In 2019 Spotify complained to the European Union about what they perceived to be Apple’s anti-competitive policies which were hurting their business.
Today the European Commission issued preliminary findings which confirmed that Apple had indeed broken EU competition rules by unfairly favouring their service and penalising others.
Our preliminary conclusion: @Apple is in breach of EU competition law. @AppleMusic compete with other music streaming services. But @Apple charges high commission fees on rivals in the App store & forbids them to inform of alternative subscription options. Consumers losing out.
— Margrethe Vestager (@vestager) April 30, 2021
Importantly the Commission felt that not only was rivals losing out, but also consumers. Their statement notes:
The European Commission has informed Apple of its preliminary view that it distorted competition in the music streaming market as it abused its dominant position for the distribution of music streaming apps through its App Store. The Commission takes issue with the mandatory use of Apple’s own in-app purchase mechanism imposed on music streaming app developers to distribute their apps via Apple’s App Store. The Commission is also concerned that Apple applies certain restrictions on app developers preventing them from informing iPhone and iPad users of alternative, cheaper purchasing possibilities.
The Commision in particular focussed on the following two Apple Store rules:
- The mandatory use of Apple’s proprietary in-app purchase system (“IAP”) for the distribution of paid digital content. Apple charges app developers a 30% commission fee on all subscriptions bought through the mandatory IAP. The Commission’s investigation showed that most streaming providers passed this fee on to end users by raising prices.
- “Anti-steering provisions” which limit the ability of app developers to inform users of alternative purchasing possibilities outside of apps. While Apple allows users to use music subscriptions purchased elsewhere, its rules prevent developers from informing users about such purchasing possibilities, which are usually cheaper. The Commission is concerned that users of Apple devices pay significantly higher prices for their music subscription services or they are prevented from buying certain subscriptions directly in their apps.
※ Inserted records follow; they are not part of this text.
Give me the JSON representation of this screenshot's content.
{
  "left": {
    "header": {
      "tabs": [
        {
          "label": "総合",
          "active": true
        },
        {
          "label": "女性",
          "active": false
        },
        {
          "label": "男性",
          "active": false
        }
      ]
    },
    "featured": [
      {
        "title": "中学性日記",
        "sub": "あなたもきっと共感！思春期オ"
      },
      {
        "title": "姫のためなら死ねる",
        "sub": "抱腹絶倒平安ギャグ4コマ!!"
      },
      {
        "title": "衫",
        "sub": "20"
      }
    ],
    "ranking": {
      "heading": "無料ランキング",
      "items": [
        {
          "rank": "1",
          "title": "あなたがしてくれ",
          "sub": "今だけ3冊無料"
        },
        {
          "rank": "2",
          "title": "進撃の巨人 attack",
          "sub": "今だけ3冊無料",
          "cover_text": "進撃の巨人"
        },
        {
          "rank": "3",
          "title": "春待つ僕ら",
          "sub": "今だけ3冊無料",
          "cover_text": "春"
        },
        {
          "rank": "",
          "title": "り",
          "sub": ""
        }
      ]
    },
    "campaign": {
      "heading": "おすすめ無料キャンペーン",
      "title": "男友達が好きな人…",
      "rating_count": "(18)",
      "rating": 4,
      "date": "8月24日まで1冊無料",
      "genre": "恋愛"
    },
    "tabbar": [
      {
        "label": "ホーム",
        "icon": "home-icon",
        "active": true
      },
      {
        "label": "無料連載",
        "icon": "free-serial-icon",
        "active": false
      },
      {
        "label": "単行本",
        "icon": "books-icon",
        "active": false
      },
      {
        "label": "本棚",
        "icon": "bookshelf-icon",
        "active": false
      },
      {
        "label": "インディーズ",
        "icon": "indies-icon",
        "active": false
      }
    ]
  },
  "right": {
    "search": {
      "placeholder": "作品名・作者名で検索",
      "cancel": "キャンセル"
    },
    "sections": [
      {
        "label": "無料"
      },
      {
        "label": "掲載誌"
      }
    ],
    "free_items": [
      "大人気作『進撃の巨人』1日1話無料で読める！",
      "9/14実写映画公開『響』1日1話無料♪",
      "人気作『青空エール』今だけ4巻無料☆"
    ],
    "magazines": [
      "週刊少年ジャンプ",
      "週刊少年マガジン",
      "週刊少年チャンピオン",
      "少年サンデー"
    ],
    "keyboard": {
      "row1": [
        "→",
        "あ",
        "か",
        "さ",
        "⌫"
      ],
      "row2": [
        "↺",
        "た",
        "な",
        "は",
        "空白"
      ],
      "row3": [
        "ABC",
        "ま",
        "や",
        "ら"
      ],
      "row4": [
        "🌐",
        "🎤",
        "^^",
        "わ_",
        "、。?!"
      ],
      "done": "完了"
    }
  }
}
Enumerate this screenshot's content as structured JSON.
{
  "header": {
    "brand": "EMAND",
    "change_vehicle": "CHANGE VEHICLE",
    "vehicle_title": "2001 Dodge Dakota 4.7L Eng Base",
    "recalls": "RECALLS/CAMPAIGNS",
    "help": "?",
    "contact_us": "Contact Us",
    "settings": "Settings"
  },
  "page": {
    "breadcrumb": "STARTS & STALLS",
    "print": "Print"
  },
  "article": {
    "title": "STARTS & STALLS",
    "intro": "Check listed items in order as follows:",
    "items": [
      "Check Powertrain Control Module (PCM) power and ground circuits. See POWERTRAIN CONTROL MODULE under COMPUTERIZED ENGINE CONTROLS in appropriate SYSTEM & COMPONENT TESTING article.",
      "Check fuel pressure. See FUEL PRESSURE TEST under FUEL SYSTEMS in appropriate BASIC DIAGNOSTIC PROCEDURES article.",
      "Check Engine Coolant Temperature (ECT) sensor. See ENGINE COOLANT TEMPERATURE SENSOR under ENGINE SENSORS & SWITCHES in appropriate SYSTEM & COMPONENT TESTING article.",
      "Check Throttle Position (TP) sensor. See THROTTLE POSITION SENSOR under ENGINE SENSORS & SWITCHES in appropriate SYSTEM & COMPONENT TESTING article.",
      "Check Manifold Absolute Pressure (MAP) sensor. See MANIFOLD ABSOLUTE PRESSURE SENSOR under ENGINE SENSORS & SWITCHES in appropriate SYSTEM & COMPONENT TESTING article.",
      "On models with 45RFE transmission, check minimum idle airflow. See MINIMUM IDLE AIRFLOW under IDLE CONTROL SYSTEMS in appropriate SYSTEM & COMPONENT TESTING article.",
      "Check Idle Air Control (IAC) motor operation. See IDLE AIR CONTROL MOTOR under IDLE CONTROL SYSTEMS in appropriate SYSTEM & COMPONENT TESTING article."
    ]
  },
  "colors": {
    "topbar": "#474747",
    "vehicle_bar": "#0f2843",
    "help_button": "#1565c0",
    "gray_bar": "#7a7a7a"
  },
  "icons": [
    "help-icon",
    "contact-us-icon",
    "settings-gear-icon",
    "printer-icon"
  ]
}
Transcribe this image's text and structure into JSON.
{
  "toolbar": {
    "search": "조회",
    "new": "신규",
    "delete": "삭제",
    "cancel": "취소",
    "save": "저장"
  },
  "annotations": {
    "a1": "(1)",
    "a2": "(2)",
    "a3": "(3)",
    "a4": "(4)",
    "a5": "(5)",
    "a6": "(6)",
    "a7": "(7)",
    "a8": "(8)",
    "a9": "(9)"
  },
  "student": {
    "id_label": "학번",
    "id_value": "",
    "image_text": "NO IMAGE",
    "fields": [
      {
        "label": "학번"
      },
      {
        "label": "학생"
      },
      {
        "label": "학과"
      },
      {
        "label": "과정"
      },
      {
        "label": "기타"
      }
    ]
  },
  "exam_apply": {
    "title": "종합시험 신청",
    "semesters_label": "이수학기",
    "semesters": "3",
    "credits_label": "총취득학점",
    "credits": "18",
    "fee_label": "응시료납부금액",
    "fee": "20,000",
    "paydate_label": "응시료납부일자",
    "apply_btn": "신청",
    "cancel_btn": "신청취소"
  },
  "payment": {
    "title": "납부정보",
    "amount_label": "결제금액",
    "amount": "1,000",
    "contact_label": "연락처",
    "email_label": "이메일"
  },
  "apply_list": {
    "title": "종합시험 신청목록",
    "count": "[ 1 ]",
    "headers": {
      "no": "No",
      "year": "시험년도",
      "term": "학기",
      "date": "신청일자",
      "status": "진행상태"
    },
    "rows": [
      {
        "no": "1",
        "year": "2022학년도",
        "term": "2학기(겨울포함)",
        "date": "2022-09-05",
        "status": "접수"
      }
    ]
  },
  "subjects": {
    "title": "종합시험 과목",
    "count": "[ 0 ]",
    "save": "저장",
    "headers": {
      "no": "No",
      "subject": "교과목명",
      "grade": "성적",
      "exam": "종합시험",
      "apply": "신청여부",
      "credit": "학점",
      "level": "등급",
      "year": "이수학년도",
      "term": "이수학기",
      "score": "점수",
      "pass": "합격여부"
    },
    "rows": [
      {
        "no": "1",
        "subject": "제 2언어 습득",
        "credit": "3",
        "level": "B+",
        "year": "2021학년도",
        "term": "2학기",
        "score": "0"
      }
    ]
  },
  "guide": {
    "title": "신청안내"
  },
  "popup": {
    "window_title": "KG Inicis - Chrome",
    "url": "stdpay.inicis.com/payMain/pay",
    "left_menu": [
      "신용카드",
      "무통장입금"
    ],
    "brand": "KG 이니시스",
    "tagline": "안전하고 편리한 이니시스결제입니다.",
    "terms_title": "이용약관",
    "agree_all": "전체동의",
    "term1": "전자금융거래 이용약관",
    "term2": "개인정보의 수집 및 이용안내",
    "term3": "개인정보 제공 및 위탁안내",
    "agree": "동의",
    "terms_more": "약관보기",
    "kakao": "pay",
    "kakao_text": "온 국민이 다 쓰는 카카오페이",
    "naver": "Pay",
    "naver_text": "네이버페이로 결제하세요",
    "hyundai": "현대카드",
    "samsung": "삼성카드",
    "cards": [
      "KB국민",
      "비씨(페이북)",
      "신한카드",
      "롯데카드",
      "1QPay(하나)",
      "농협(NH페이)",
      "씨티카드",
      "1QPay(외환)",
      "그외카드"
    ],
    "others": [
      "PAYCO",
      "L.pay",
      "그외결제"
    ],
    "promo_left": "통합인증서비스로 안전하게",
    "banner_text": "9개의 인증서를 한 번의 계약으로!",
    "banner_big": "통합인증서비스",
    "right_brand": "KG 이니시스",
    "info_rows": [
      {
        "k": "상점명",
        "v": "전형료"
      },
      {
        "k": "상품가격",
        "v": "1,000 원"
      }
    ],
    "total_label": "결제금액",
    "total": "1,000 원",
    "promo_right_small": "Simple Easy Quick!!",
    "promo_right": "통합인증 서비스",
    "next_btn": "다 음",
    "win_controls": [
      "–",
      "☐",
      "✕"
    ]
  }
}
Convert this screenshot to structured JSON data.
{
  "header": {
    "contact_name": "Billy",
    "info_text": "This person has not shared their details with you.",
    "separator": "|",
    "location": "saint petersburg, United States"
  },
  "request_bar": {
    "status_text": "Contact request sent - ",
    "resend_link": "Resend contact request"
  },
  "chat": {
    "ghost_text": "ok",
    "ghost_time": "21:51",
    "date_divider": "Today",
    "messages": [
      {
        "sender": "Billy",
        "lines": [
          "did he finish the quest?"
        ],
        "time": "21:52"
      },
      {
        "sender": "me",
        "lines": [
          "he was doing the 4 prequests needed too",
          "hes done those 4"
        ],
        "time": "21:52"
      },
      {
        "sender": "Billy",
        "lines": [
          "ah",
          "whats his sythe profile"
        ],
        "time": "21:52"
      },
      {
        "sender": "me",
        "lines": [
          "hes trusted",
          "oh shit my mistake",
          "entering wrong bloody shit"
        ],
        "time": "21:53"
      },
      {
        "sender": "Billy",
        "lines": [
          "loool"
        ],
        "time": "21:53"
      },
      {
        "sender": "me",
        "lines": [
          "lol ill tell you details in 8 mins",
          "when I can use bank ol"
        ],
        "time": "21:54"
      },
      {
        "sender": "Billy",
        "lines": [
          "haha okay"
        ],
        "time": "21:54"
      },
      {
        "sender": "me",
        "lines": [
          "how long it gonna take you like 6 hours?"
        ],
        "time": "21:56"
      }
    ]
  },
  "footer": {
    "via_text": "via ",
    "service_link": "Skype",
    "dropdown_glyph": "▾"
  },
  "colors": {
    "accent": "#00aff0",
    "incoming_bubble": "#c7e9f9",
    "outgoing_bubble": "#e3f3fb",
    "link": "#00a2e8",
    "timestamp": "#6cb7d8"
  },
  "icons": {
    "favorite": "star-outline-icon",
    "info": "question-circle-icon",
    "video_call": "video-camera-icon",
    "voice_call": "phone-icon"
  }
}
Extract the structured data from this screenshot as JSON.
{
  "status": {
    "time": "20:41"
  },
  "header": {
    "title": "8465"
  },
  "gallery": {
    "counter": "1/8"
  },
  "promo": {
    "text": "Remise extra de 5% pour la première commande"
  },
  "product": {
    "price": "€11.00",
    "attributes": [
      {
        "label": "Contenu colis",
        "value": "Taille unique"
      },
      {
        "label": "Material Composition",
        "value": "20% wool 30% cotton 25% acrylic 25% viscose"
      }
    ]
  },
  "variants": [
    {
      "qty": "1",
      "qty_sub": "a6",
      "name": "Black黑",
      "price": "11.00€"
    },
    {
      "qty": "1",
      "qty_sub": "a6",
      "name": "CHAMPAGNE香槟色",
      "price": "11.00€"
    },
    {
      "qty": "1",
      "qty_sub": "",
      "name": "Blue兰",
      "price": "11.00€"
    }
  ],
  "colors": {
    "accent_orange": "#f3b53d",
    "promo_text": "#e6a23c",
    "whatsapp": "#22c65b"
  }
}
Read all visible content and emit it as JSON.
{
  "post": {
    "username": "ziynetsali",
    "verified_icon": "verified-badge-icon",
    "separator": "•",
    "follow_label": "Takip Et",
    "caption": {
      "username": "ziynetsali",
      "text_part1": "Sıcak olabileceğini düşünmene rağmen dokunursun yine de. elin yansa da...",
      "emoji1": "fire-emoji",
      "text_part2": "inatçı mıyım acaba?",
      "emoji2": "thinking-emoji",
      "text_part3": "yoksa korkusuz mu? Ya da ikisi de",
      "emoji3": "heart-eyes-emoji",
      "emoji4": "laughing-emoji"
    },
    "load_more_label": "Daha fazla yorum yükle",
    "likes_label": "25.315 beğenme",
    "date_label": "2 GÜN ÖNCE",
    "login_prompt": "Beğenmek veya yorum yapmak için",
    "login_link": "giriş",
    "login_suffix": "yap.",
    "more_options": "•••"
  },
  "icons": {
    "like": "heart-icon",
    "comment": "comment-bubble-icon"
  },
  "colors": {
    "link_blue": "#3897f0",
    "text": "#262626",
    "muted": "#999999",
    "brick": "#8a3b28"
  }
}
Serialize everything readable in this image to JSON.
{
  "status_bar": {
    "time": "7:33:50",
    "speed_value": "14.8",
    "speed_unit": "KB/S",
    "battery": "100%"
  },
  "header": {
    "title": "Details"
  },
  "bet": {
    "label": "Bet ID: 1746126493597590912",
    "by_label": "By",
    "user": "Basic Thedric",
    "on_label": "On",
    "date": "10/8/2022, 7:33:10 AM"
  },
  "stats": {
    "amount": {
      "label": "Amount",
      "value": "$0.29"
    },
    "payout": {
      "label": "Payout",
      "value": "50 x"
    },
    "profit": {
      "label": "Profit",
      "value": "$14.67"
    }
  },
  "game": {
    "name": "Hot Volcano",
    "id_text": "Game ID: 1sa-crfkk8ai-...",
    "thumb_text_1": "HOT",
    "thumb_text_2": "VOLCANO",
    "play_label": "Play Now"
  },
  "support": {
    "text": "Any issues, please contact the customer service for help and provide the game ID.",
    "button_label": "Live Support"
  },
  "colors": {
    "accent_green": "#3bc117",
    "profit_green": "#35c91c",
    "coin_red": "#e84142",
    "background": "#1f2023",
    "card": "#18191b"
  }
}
Apple will have a chance to respond to the EU’s objects, but in a statement Apple struck a defiant and tone-deaf tone, saying:
“Spotify has become the largest music subscription service in the world, and we’re proud for the role we played in that. Spotify does not pay Apple any commission on over 99% of their subscribers, and only pays a 15% commission on those remaining subscribers that they acquired through the App Store. At the core of this case is Spotify’s demand they should be able to advertise alternative deals on their iOS app, a practice that no store in the world allows. Once again, they want all the benefits of the App Store but don’t think they should have to pay anything for that. The Commission’s argument on Spotify’s behalf is the opposite of fair competition.”
The EU can fine Apple up to 10% of their annual revenue, which could be as much as $27 billion based on last year’s revenue, and can also force Apple to change its rules.
Spotify welcomed the initial findings, saying:
“Ensuring the iOS platform operates fairly is an urgent task with far-reaching implications. The European Commission’s Statement of Objections is a critical step toward holding Apple accountable for its anticompetitive behavior, ensuring meaningful choice for all consumers and a level playing field for app developers,” said Spotify’s head of global affairs and chief legal officer Horacio Gutierrez.
Spotify is part of the Coalition for App Fairness, formed by Epic Games, Spotify, Basecamp, Blix, Blockchain.com, Deezer, the European Publishers Council, Match Group, News Media Europe, Prepear, Protonmail, SkyDemon, and Tile, and today’s finding by the EU may open the door for many similar complaints by other companies, which could ultimately lead to profound changes to Apple’s policies.
via the verge